BEGIN

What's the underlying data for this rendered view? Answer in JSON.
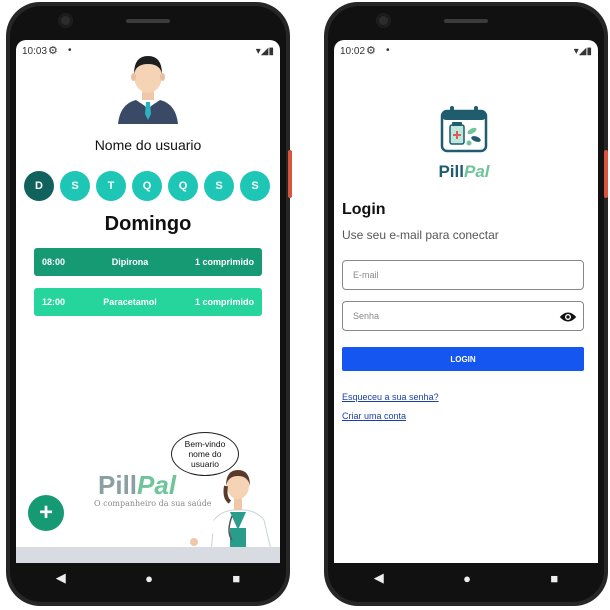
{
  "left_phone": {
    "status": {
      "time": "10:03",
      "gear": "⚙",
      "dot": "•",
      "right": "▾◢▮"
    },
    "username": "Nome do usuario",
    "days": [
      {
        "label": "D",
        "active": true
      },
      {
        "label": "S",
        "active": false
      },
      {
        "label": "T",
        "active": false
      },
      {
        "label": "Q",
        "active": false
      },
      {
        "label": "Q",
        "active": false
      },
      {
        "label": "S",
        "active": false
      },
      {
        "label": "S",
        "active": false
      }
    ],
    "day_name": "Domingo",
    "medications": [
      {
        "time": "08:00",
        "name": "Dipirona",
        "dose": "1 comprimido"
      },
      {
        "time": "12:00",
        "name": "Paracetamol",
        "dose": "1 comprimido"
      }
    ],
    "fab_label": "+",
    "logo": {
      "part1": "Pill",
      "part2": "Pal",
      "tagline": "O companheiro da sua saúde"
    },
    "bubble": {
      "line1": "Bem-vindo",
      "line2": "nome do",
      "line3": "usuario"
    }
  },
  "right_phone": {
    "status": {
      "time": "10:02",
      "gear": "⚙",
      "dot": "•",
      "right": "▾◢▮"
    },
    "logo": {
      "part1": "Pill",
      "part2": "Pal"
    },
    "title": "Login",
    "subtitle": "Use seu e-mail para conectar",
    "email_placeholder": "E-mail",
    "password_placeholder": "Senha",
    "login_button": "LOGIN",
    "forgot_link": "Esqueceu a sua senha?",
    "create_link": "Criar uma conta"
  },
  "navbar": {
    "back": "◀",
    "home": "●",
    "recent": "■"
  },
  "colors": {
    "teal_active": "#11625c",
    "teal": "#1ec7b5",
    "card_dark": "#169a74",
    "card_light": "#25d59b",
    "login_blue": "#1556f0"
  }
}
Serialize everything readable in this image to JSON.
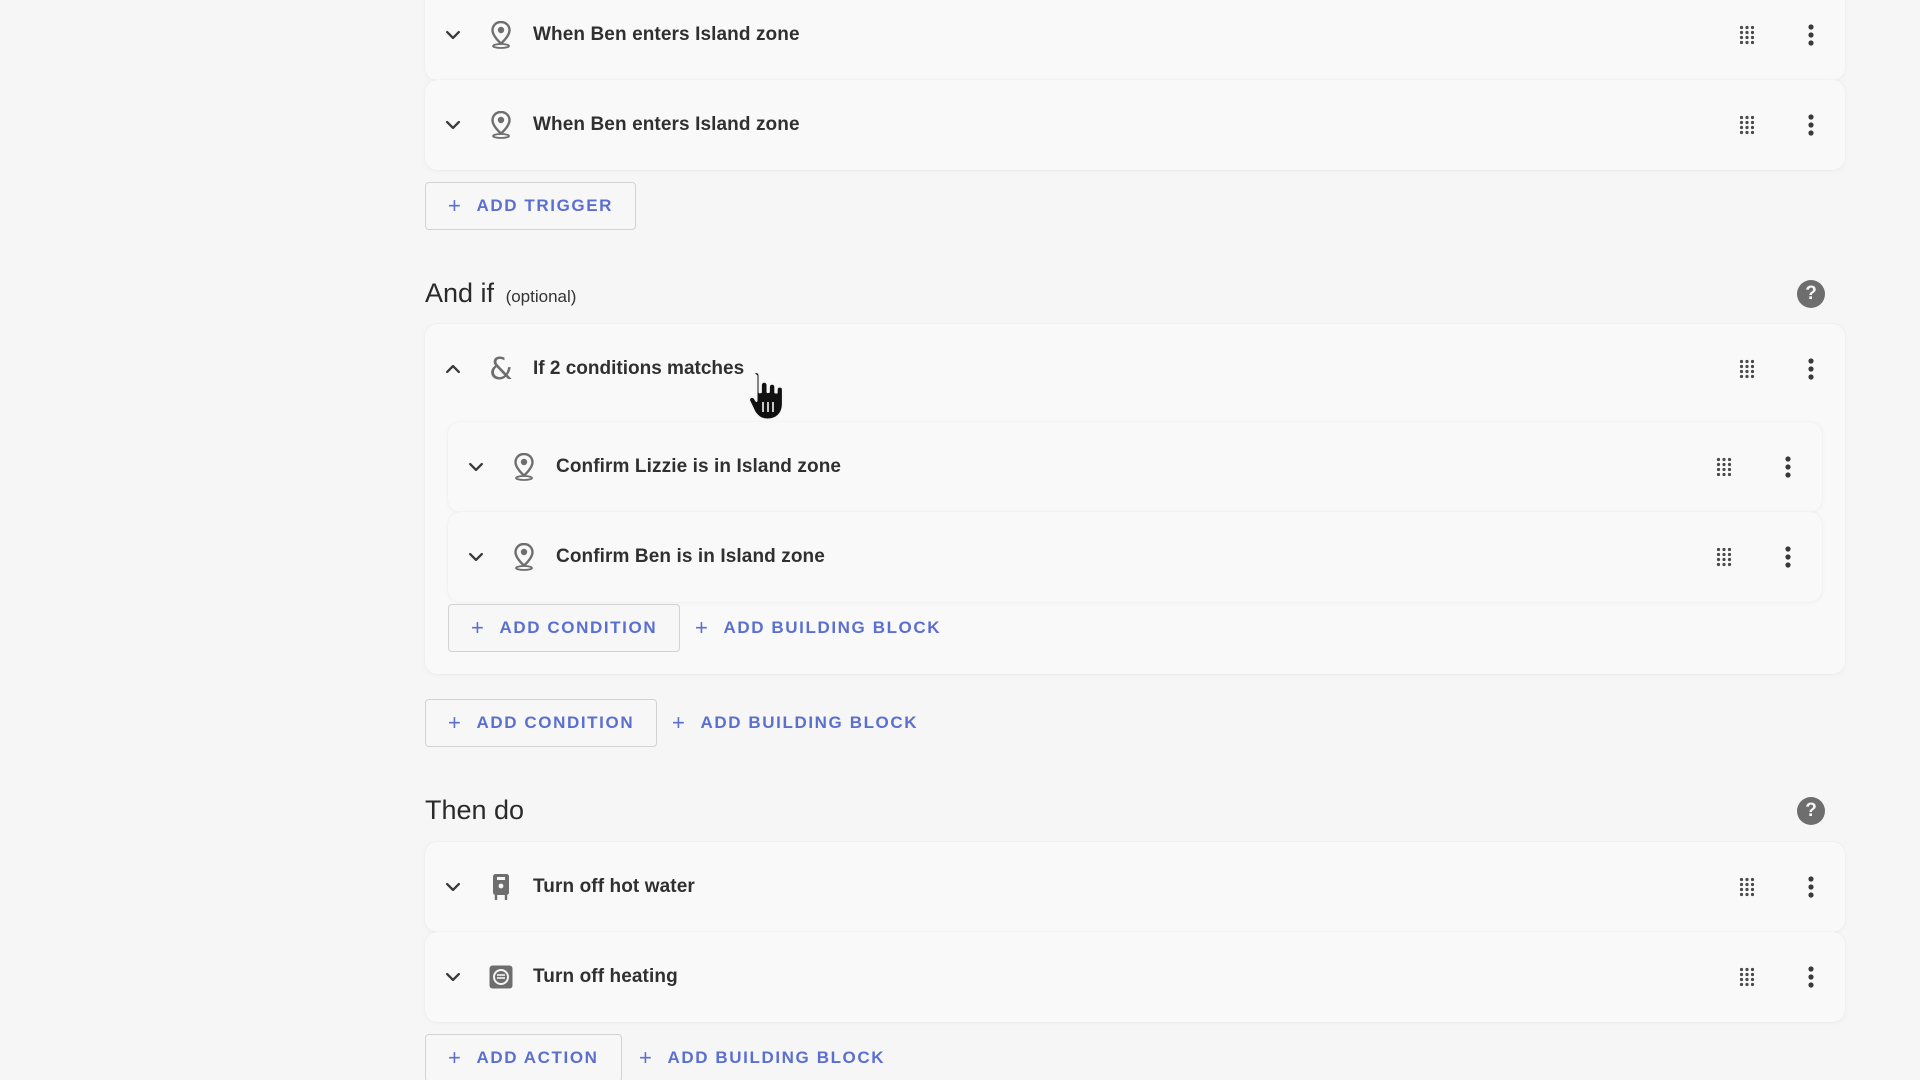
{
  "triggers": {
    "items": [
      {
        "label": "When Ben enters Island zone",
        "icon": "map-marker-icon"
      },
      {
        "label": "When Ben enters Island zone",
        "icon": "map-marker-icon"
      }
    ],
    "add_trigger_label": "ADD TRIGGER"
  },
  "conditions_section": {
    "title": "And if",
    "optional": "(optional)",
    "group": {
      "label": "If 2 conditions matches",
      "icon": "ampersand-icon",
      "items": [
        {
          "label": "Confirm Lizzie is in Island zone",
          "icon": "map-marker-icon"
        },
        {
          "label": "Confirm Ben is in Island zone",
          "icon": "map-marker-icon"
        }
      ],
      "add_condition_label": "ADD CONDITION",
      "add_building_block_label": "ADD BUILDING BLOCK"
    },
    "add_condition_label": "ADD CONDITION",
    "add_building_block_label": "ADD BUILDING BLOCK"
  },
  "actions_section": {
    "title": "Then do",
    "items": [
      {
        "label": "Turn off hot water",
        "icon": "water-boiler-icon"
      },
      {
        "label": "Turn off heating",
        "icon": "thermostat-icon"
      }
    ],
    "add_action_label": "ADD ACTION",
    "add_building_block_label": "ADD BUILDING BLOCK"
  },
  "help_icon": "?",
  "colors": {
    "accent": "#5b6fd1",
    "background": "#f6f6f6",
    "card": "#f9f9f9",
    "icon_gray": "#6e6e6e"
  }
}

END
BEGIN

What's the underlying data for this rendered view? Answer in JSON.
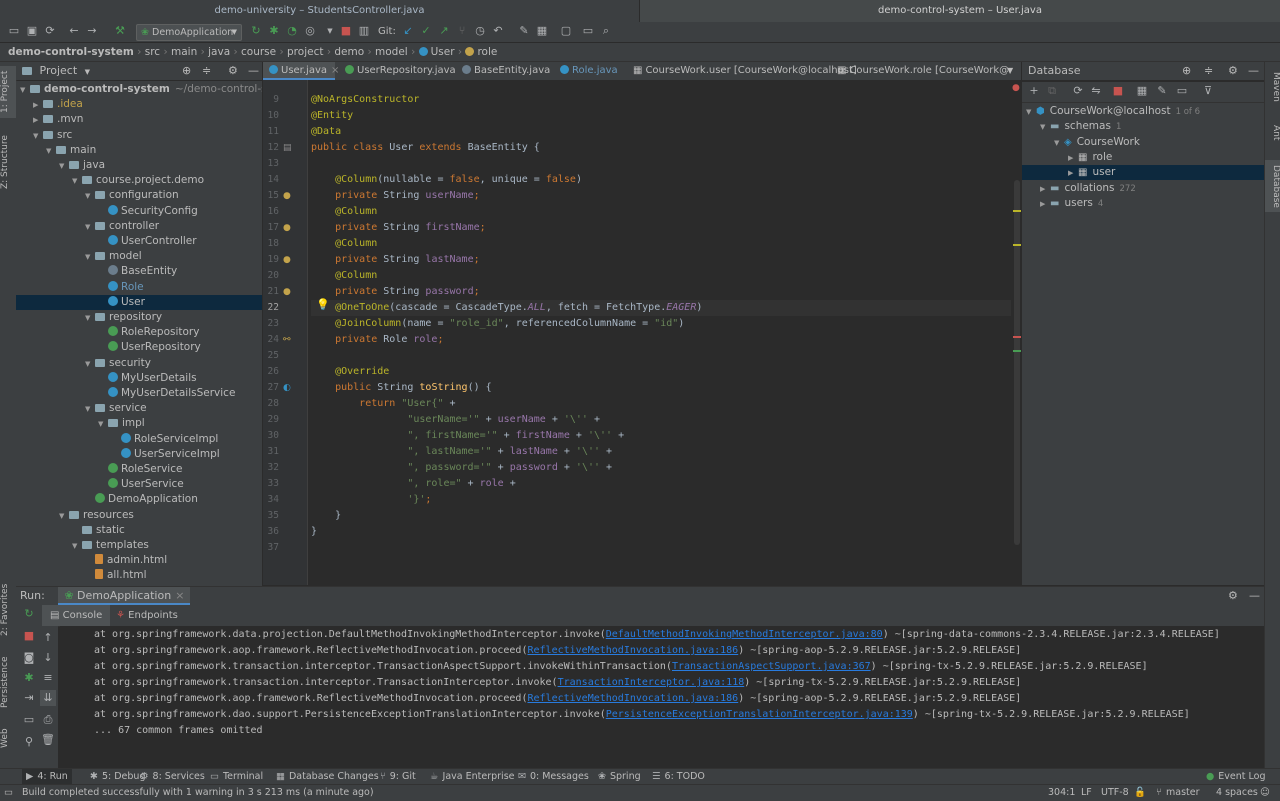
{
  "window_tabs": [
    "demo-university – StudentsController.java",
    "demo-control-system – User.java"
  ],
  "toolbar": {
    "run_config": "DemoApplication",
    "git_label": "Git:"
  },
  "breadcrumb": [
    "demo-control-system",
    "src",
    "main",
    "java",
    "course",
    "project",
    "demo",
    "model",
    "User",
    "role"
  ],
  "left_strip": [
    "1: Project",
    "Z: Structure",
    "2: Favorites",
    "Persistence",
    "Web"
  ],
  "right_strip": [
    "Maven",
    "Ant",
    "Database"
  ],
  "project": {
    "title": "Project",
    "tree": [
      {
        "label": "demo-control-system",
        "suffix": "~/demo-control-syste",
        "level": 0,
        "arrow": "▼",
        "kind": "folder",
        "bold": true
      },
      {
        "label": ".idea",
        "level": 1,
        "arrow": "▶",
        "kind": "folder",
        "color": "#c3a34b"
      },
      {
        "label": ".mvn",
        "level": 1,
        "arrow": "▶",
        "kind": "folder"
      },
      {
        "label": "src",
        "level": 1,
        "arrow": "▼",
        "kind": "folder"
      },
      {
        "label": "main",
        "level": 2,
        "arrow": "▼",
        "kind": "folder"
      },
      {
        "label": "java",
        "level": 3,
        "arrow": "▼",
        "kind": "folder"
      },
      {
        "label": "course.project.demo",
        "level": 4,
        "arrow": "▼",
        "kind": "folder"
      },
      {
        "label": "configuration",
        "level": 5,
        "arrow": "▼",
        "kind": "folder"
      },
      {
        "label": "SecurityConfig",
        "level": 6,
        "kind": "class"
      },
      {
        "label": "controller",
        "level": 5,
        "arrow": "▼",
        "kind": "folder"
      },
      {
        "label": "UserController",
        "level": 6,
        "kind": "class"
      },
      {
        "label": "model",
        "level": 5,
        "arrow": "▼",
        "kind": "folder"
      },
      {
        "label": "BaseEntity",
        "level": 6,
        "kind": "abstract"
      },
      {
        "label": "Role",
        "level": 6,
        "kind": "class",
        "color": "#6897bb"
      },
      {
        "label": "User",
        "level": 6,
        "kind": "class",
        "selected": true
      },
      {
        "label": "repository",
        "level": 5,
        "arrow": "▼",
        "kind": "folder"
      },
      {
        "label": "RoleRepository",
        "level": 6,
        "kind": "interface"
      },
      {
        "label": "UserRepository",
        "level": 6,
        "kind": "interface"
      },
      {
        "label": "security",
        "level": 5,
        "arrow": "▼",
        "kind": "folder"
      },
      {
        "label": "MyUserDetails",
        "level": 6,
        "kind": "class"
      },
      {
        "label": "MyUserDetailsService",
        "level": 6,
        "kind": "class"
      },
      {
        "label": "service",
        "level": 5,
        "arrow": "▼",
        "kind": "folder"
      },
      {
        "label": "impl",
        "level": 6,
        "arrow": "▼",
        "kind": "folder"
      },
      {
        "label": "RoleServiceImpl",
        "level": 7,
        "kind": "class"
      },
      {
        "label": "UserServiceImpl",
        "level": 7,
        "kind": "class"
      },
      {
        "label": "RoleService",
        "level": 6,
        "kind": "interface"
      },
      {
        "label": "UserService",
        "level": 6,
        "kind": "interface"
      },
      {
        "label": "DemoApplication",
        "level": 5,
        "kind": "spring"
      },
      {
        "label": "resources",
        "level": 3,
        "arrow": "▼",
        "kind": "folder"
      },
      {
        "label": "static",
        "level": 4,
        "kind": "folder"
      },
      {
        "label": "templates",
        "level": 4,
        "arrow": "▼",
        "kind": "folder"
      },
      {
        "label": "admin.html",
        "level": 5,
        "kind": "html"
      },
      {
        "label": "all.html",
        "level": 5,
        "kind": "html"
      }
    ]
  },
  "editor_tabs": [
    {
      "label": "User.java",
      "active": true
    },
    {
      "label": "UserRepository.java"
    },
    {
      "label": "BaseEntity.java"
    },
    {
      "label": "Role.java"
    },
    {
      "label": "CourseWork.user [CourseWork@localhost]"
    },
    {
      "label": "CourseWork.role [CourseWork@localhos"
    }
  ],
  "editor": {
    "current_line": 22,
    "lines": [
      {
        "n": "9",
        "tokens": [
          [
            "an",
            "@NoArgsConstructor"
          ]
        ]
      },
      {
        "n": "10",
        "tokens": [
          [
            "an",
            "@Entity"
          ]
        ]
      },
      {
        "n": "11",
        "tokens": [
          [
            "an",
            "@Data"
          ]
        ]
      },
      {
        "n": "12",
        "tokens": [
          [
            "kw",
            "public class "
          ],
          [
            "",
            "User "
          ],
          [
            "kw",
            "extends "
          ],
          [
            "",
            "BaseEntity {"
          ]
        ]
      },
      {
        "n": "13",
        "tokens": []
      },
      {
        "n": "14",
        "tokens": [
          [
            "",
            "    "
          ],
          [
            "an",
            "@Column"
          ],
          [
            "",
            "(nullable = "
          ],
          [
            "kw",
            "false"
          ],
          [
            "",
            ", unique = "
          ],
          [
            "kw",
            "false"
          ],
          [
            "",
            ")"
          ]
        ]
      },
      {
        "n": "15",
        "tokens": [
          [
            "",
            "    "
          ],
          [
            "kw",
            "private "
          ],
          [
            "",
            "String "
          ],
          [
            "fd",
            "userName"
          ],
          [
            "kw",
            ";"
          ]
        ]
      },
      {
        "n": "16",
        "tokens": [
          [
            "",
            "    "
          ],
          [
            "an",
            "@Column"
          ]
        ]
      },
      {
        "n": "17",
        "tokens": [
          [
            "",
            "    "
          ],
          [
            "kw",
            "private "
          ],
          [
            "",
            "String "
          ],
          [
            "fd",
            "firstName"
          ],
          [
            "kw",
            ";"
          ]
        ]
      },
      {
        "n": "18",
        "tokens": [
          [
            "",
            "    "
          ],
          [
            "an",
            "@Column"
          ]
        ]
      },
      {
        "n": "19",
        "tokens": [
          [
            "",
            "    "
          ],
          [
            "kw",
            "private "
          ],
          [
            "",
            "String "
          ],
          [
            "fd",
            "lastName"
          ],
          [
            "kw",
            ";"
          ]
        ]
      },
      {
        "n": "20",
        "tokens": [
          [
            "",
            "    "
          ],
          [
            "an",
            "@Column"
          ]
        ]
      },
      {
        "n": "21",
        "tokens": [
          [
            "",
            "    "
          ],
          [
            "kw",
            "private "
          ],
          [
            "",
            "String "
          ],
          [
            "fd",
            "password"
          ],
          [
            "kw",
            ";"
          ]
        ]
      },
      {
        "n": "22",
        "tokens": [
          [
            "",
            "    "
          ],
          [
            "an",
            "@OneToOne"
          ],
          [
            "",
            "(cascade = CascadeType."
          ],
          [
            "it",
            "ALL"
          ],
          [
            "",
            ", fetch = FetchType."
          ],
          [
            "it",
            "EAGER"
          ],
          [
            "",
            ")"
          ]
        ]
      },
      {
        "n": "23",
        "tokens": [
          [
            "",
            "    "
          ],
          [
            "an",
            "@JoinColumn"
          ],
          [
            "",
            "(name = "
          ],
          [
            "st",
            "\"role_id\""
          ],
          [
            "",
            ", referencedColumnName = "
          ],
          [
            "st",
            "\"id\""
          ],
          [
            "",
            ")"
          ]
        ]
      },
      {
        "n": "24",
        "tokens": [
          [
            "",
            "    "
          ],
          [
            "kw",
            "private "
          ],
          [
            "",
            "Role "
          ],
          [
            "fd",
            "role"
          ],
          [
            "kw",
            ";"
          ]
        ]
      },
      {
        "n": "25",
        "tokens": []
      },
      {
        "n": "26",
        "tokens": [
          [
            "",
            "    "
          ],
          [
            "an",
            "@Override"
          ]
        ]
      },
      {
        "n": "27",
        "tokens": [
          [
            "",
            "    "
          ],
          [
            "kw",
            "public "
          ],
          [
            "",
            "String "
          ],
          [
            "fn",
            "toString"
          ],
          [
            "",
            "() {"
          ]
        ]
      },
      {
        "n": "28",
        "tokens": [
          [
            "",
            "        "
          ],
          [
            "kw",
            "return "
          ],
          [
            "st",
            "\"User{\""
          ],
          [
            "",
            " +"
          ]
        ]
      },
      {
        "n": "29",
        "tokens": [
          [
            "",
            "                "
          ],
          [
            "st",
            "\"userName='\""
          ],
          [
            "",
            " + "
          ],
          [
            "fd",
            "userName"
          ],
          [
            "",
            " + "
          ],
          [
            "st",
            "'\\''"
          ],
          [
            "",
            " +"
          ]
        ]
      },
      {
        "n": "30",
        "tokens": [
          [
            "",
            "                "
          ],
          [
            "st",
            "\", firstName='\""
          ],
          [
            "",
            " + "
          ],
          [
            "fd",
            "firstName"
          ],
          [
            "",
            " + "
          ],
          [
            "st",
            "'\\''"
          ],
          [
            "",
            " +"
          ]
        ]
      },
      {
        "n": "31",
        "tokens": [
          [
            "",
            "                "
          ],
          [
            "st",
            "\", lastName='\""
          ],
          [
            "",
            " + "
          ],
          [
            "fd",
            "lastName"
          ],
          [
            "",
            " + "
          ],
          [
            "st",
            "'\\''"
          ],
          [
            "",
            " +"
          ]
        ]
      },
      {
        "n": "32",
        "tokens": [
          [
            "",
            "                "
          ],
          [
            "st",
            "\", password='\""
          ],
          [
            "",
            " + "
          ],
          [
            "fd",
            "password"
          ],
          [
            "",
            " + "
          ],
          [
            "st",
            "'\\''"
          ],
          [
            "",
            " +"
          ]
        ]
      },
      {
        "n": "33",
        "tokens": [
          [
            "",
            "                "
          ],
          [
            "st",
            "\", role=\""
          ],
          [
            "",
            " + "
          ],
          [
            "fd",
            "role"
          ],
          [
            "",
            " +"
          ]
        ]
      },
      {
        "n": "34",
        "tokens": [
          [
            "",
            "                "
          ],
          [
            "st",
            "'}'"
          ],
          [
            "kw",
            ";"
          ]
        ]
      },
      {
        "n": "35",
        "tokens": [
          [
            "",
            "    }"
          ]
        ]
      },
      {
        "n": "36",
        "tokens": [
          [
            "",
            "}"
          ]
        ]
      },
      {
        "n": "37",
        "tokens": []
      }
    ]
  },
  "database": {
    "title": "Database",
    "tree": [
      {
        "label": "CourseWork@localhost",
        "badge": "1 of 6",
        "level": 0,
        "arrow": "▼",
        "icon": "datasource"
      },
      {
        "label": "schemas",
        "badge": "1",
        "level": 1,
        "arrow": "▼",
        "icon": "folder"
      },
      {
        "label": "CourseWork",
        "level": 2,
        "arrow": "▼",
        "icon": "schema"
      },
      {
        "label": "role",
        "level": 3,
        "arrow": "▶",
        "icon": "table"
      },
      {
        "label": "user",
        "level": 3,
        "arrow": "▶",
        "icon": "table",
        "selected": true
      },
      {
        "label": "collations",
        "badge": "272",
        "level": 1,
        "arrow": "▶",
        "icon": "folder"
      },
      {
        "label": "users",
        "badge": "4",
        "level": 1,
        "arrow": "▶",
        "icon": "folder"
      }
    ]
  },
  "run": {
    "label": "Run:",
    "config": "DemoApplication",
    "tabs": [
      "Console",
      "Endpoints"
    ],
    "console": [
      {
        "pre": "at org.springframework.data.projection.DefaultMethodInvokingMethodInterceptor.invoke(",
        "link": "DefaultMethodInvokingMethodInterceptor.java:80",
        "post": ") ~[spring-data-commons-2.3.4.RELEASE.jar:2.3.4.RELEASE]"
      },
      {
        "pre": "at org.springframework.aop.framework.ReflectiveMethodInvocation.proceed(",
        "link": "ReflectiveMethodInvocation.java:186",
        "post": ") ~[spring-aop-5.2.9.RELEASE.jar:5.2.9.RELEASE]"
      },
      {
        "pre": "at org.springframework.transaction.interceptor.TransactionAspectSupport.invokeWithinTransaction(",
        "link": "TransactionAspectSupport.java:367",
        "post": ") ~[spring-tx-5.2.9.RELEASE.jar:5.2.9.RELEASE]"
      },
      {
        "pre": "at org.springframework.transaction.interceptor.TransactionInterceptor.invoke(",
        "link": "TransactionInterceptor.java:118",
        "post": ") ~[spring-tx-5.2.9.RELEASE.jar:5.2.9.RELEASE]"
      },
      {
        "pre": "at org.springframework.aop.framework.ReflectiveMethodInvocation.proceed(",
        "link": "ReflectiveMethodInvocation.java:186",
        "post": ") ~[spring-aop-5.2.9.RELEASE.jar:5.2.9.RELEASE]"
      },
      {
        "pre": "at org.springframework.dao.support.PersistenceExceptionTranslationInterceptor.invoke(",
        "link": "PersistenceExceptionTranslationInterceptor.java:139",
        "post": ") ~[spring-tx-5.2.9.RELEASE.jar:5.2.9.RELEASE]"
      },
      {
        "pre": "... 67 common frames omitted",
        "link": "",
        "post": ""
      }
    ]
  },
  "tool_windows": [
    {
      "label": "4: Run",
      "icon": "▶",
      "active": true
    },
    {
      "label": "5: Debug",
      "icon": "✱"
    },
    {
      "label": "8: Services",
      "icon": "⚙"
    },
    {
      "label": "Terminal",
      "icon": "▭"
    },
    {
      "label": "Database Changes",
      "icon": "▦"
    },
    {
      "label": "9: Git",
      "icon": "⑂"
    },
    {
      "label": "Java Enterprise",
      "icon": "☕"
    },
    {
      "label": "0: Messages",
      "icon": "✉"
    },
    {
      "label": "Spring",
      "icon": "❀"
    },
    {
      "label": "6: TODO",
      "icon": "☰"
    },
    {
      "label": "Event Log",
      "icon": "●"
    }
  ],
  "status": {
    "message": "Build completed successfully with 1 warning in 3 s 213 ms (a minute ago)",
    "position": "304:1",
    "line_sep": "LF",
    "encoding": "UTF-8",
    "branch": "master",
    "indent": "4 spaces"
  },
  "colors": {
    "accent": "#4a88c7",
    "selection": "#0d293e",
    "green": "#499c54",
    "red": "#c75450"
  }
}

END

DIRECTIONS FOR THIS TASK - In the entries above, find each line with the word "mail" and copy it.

PROBLEM SOLUTION -
    "subtitle": "Use seu e-mail para conectar",
    "email_placeholder": "E-mail",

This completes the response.